Universal Design is too costly and time-intensive and therefore not a practical design model. It is true that the Universal Design approach requires a greater time commitment in the design phase and higher costs upfront. However, this can save time and financial resources in the long run. Rather than being reactive to the needs of every individual when the situation arises, this design approach takes multiple needs into consideration at the beginning, which ultimately saves on costly adaptations that would be required later. To give an example related to accessible spaces, a building that is designed inclusively from the start is usually only one to three percent more expensive than a non-inclusive building, whereas retroactively modifying the building to be inclusive is typically costlier.

In Practice: Using Universal Design to Improve Access to Information

The two most common categories discussed in Universal Design are 1) adapting spaces (e.g., ramps in hotels to assist the elderly and people who use wheelchairs) and 2) modifying products (e.g., a desk that is adjustable for a person who uses a wheelchair). One category that is often less emphasized, but very important to discuss in a development context, is how to design communication to be more accessible to different groups. This can include designing inclusive communication tools for people who are deaf or hard of hearing, people with learning disabilities, or for language minorities.

Source: USAID and United States Peace Corps

Symbols and visual images are a good way to provide greater accessibility in public spaces for people with varying language abilities. For example, Zambians who are deaf/hard of hearing lacked awareness and access to information about HIV/AIDS and adolescent reproductive health. U.S. Peace Corps Volunteers in Zambia created posters that incorporated the use of English, Zambian Sign Language, and iconic representations. This combination not only made it accessible to deaf communities in Zambia in their first language, it also ensured those who had no language competencies could readily understand these posters.

In another example, the USAID Vietnam Governance for Inclusive Growth (GIG) Program used Universal Design concepts to publish a Handbook (in Vietnamese) to raise awareness of the personal and property rights of vulnerable groups and provide guidance on how to exercise them. They consulted representatives from international and national organizations and persons with disabilities to make valuable suggestions to ensure the Handbook remained as user-friendly and inclusive as possible by 1) including visual illustrations to aid with comprehension regardless of language ability and 2) producing the handbook in word-format so it is compatible with software for people who are blind to read it.

Universal Design is not an overly burdensome process, and it goes a long way to ensure that different communities have equal access to critical information. If you do not intentionally include, you may unintentionally exclude. Remember to consider inclusion from the start of the design — your projects and the communities you support will reap the benefits for years to come.

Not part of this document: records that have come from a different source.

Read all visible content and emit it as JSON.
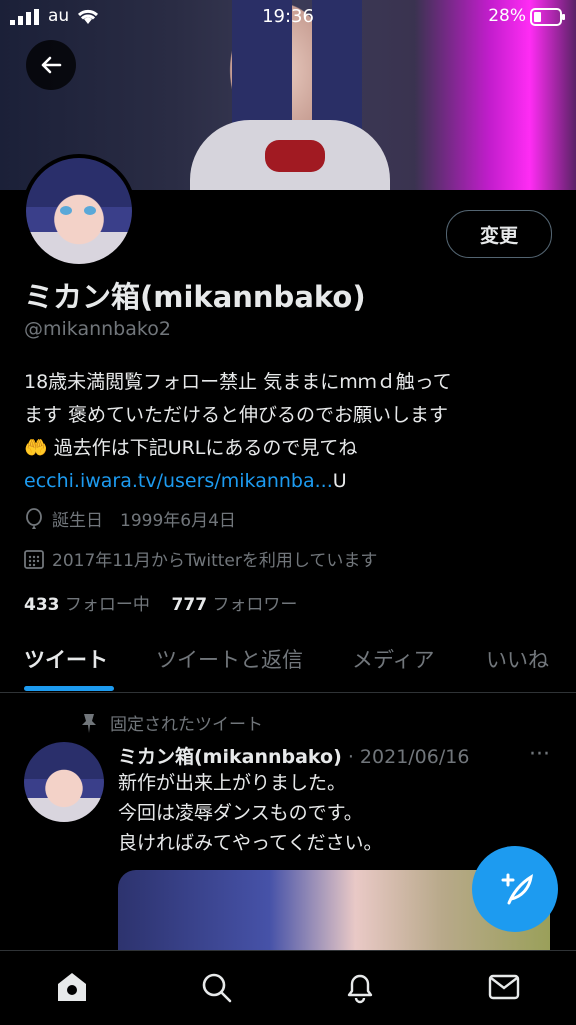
{
  "status_bar": {
    "carrier": "au",
    "time": "19:36",
    "battery": "28%"
  },
  "profile": {
    "edit_label": "変更",
    "display_name": "ミカン箱(mikannbako)",
    "handle": "@mikannbako2",
    "bio_line1": "18歳未満閲覧フォロー禁止 気ままにmｍｄ触って",
    "bio_line2": "ます 褒めていただけると伸びるのでお願いします",
    "bio_line3": "🤲 過去作は下記URLにあるので見てね",
    "bio_link": "ecchi.iwara.tv/users/mikannba...",
    "bio_link_suffix": "U",
    "birthday": "誕生日　1999年6月4日",
    "joined": "2017年11月からTwitterを利用しています",
    "following_count": "433",
    "following_label": "フォロー中",
    "followers_count": "777",
    "followers_label": "フォロワー"
  },
  "tabs": [
    {
      "label": "ツイート",
      "active": true
    },
    {
      "label": "ツイートと返信",
      "active": false
    },
    {
      "label": "メディア",
      "active": false
    },
    {
      "label": "いいね",
      "active": false
    }
  ],
  "tweet": {
    "pinned_label": "固定されたツイート",
    "author": "ミカン箱(mikannbako)",
    "date": "· 2021/06/16",
    "more": "···",
    "text": "新作が出来上がりました。\n今回は凌辱ダンスものです。\n良ければみてやってください。"
  },
  "colors": {
    "accent": "#1d9bf0",
    "background": "#000000",
    "secondary_text": "#71767b"
  },
  "icons": {
    "back": "arrow-left-icon",
    "compose": "feather-plus-icon",
    "home": "home-icon",
    "search": "search-icon",
    "notifications": "bell-icon",
    "messages": "mail-icon"
  }
}
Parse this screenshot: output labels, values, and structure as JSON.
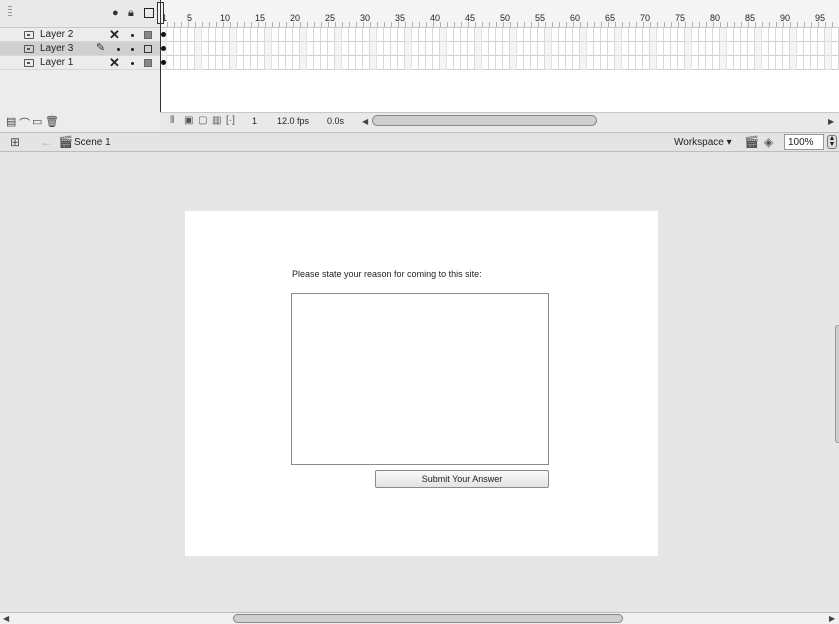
{
  "timeline": {
    "header_icons": {
      "eye": "eye-icon",
      "lock": "lock-icon",
      "outline": "outline-icon"
    },
    "ruler": [
      "1",
      "5",
      "10",
      "15",
      "20",
      "25",
      "30",
      "35",
      "40",
      "45",
      "50",
      "55",
      "60",
      "65",
      "70",
      "75",
      "80",
      "85",
      "90",
      "95"
    ],
    "layers": [
      {
        "name": "Layer 2",
        "selected": false,
        "editable": false
      },
      {
        "name": "Layer 3",
        "selected": true,
        "editable": true
      },
      {
        "name": "Layer 1",
        "selected": false,
        "editable": false
      }
    ],
    "status": {
      "current_frame": "1",
      "frame_rate": "12.0 fps",
      "elapsed_time": "0.0s"
    }
  },
  "edit_bar": {
    "scene": "Scene 1",
    "workspace": "Workspace ▾",
    "zoom": "100%"
  },
  "stage": {
    "prompt": "Please state your reason for coming to this site:",
    "answer_value": "",
    "submit_label": "Submit Your Answer"
  }
}
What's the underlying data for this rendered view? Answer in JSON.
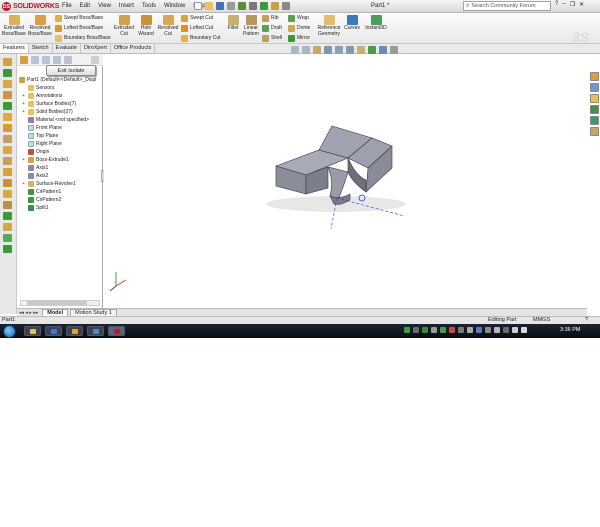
{
  "app": {
    "logo_text": "SOLIDWORKS",
    "logo_mark": "DS",
    "menu": [
      "File",
      "Edit",
      "View",
      "Insert",
      "Tools",
      "Window",
      "Help"
    ],
    "document_title": "Part1 *",
    "search_placeholder": "Search Community Forum",
    "watermark": "3S"
  },
  "commands": {
    "extruded_boss": "Extruded Boss/Base",
    "revolved_boss": "Revolved Boss/Base",
    "swept_boss": "Swept Boss/Base",
    "lofted_boss": "Lofted Boss/Base",
    "boundary_boss": "Boundary Boss/Base",
    "extruded_cut": "Extruded Cut",
    "hole_wizard": "Hole Wizard",
    "revolved_cut": "Revolved Cut",
    "swept_cut": "Swept Cut",
    "lofted_cut": "Lofted Cut",
    "boundary_cut": "Boundary Cut",
    "fillet": "Fillet",
    "linear_pattern": "Linear Pattern",
    "rib": "Rib",
    "draft": "Draft",
    "shell": "Shell",
    "wrap": "Wrap",
    "dome": "Dome",
    "mirror": "Mirror",
    "reference_geometry": "Reference Geometry",
    "curves": "Curves",
    "instant3d": "Instant3D"
  },
  "tabs": [
    "Features",
    "Sketch",
    "Evaluate",
    "DimXpert",
    "Office Products"
  ],
  "feature_manager": {
    "exit_isolate": "Exit Isolate",
    "root": "Part1 (Default<<Default>_Displ",
    "items": [
      {
        "label": "Sensors",
        "expand": ""
      },
      {
        "label": "Annotations",
        "expand": "+"
      },
      {
        "label": "Surface Bodies(7)",
        "expand": "+"
      },
      {
        "label": "Solid Bodies(27)",
        "expand": "+"
      },
      {
        "label": "Material <not specified>",
        "expand": ""
      },
      {
        "label": "Front Plane",
        "expand": ""
      },
      {
        "label": "Top Plane",
        "expand": ""
      },
      {
        "label": "Right Plane",
        "expand": ""
      },
      {
        "label": "Origin",
        "expand": ""
      },
      {
        "label": "Boss-Extrude1",
        "expand": "+"
      },
      {
        "label": "Axis1",
        "expand": ""
      },
      {
        "label": "Axis2",
        "expand": ""
      },
      {
        "label": "Surface-Revolve1",
        "expand": "+"
      },
      {
        "label": "CirPattern1",
        "expand": ""
      },
      {
        "label": "CirPattern2",
        "expand": ""
      },
      {
        "label": "Split1",
        "expand": ""
      }
    ]
  },
  "bottom_tabs": [
    "Model",
    "Motion Study 1"
  ],
  "status": {
    "left": "Part1",
    "mode": "Editing Part",
    "units": "MMGS"
  },
  "taskbar": {
    "clock": "3:36 PM"
  }
}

About Shauna Caria

Shauna Caria is a manager on Chemonics’ Gender Equality and Social Inclusion Practice.